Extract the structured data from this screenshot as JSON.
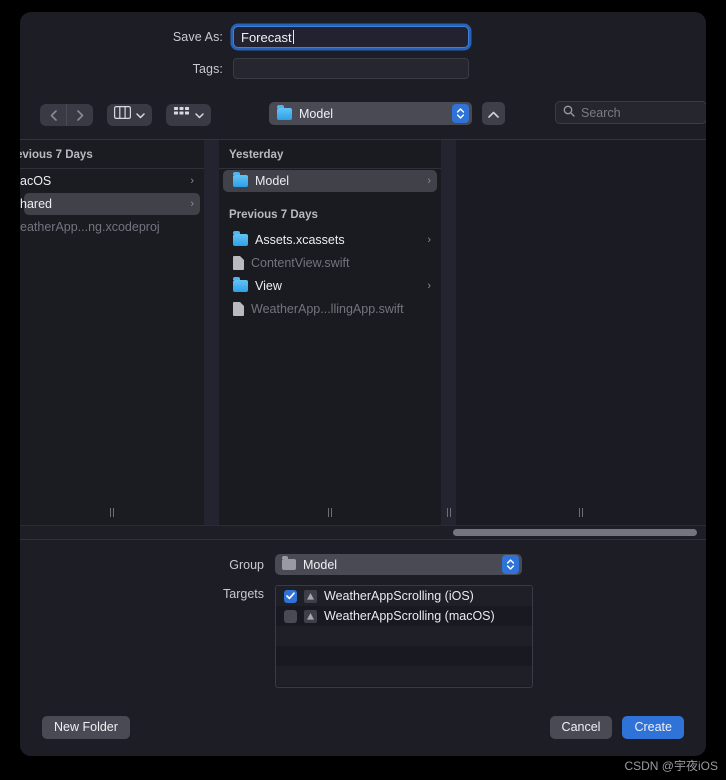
{
  "dialog": {
    "save_as_label": "Save As:",
    "save_as_value": "Forecast",
    "tags_label": "Tags:",
    "tags_value": ""
  },
  "toolbar": {
    "back_icon": "chevron-left-icon",
    "forward_icon": "chevron-right-icon",
    "column_view_icon": "column-view-icon",
    "icon_view_icon": "icon-view-icon",
    "path_label": "Model",
    "up_icon": "chevron-up-icon",
    "search_icon": "search-icon",
    "search_placeholder": "Search"
  },
  "sidebar": {
    "header": "evious 7 Days",
    "items": [
      {
        "label": "acOS",
        "selected": false,
        "dim": false,
        "chevron": "›"
      },
      {
        "label": "hared",
        "selected": true,
        "dim": false,
        "chevron": "›"
      },
      {
        "label": "eatherApp...ng.xcodeproj",
        "selected": false,
        "dim": true,
        "chevron": ""
      }
    ]
  },
  "files": {
    "sections": [
      {
        "header": "Yesterday",
        "items": [
          {
            "label": "Model",
            "icon": "folder",
            "selected": true,
            "dim": false,
            "chevron": "›"
          }
        ]
      },
      {
        "header": "Previous 7 Days",
        "items": [
          {
            "label": "Assets.xcassets",
            "icon": "folder",
            "selected": false,
            "dim": false,
            "chevron": "›"
          },
          {
            "label": "ContentView.swift",
            "icon": "doc",
            "selected": false,
            "dim": true,
            "chevron": ""
          },
          {
            "label": "View",
            "icon": "folder",
            "selected": false,
            "dim": false,
            "chevron": "›"
          },
          {
            "label": "WeatherApp...llingApp.swift",
            "icon": "doc",
            "selected": false,
            "dim": true,
            "chevron": ""
          }
        ]
      }
    ]
  },
  "bottom": {
    "group_label": "Group",
    "group_value": "Model",
    "targets_label": "Targets",
    "targets": [
      {
        "label": "WeatherAppScrolling (iOS)",
        "checked": true
      },
      {
        "label": "WeatherAppScrolling (macOS)",
        "checked": false
      }
    ]
  },
  "footer": {
    "new_folder_label": "New Folder",
    "cancel_label": "Cancel",
    "create_label": "Create"
  },
  "watermark": "CSDN @宇夜iOS",
  "colors": {
    "accent": "#2f73d8",
    "focus_ring": "#3f7fd4",
    "folder_blue": "#2e9fe8",
    "dialog_bg": "#1d1d25"
  }
}
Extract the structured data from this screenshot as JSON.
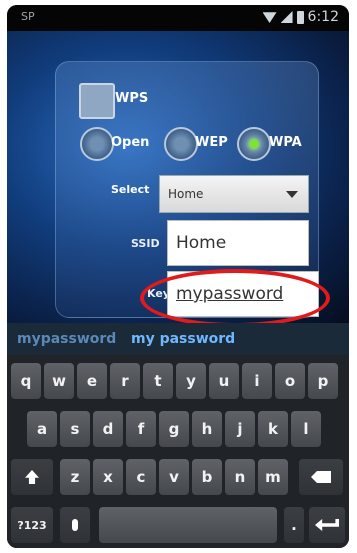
{
  "statusbar": {
    "left_label": "SP",
    "time": "6:12"
  },
  "form": {
    "wps_label": "WPS",
    "security": {
      "open_label": "Open",
      "wep_label": "WEP",
      "wpa_label": "WPA",
      "selected": "WPA"
    },
    "select_label": "Select",
    "select_value": "Home",
    "ssid_label": "SSID",
    "ssid_value": "Home",
    "password_label": "Key",
    "password_value": "mypassword"
  },
  "keyboard": {
    "suggestions": [
      "mypassword",
      "my password"
    ],
    "rows": [
      [
        "q",
        "w",
        "e",
        "r",
        "t",
        "y",
        "u",
        "i",
        "o",
        "p"
      ],
      [
        "a",
        "s",
        "d",
        "f",
        "g",
        "h",
        "j",
        "k",
        "l"
      ],
      [
        "z",
        "x",
        "c",
        "v",
        "b",
        "n",
        "m"
      ]
    ],
    "symbols_label": "?123",
    "period_label": "."
  },
  "colors": {
    "highlight": "#e11b1b",
    "radio_selected": "#7ee13a",
    "suggestion_primary": "#6fb7ff"
  }
}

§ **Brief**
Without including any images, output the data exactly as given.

§ **Answer to the exercise**
Extract the structured data from this screenshot as JSON.
{
  "dialog": {
    "save_as_label": "Save As:",
    "save_as_value": "Forecast",
    "tags_label": "Tags:",
    "tags_value": ""
  },
  "toolbar": {
    "back_icon": "chevron-left-icon",
    "forward_icon": "chevron-right-icon",
    "column_view_icon": "column-view-icon",
    "icon_view_icon": "icon-view-icon",
    "path_label": "Model",
    "up_icon": "chevron-up-icon",
    "search_icon": "search-icon",
    "search_placeholder": "Search"
  },
  "sidebar": {
    "header": "evious 7 Days",
    "items": [
      {
        "label": "acOS",
        "selected": false,
        "dim": false,
        "chevron": "›"
      },
      {
        "label": "hared",
        "selected": true,
        "dim": false,
        "chevron": "›"
      },
      {
        "label": "eatherApp...ng.xcodeproj",
        "selected": false,
        "dim": true,
        "chevron": ""
      }
    ]
  },
  "files": {
    "sections": [
      {
        "header": "Yesterday",
        "items": [
          {
            "label": "Model",
            "icon": "folder",
            "selected": true,
            "dim": false,
            "chevron": "›"
          }
        ]
      },
      {
        "header": "Previous 7 Days",
        "items": [
          {
            "label": "Assets.xcassets",
            "icon": "folder",
            "selected": false,
            "dim": false,
            "chevron": "›"
          },
          {
            "label": "ContentView.swift",
            "icon": "doc",
            "selected": false,
            "dim": true,
            "chevron": ""
          },
          {
            "label": "View",
            "icon": "folder",
            "selected": false,
            "dim": false,
            "chevron": "›"
          },
          {
            "label": "WeatherApp...llingApp.swift",
            "icon": "doc",
            "selected": false,
            "dim": true,
            "chevron": ""
          }
        ]
      }
    ]
  },
  "bottom": {
    "group_label": "Group",
    "group_value": "Model",
    "targets_label": "Targets",
    "targets": [
      {
        "label": "WeatherAppScrolling (iOS)",
        "checked": true
      },
      {
        "label": "WeatherAppScrolling (macOS)",
        "checked": false
      }
    ]
  },
  "footer": {
    "new_folder_label": "New Folder",
    "cancel_label": "Cancel",
    "create_label": "Create"
  },
  "watermark": "CSDN @宇夜iOS",
  "colors": {
    "accent": "#2f73d8",
    "focus_ring": "#3f7fd4",
    "folder_blue": "#2e9fe8",
    "dialog_bg": "#1d1d25"
  }
}
Extract the structured data from this screenshot as JSON.
{
  "statusbar": {
    "left_label": "SP",
    "time": "6:12"
  },
  "form": {
    "wps_label": "WPS",
    "security": {
      "open_label": "Open",
      "wep_label": "WEP",
      "wpa_label": "WPA",
      "selected": "WPA"
    },
    "select_label": "Select",
    "select_value": "Home",
    "ssid_label": "SSID",
    "ssid_value": "Home",
    "password_label": "Key",
    "password_value": "mypassword"
  },
  "keyboard": {
    "suggestions": [
      "mypassword",
      "my password"
    ],
    "rows": [
      [
        "q",
        "w",
        "e",
        "r",
        "t",
        "y",
        "u",
        "i",
        "o",
        "p"
      ],
      [
        "a",
        "s",
        "d",
        "f",
        "g",
        "h",
        "j",
        "k",
        "l"
      ],
      [
        "z",
        "x",
        "c",
        "v",
        "b",
        "n",
        "m"
      ]
    ],
    "symbols_label": "?123",
    "period_label": "."
  },
  "colors": {
    "highlight": "#e11b1b",
    "radio_selected": "#7ee13a",
    "suggestion_primary": "#6fb7ff"
  }
}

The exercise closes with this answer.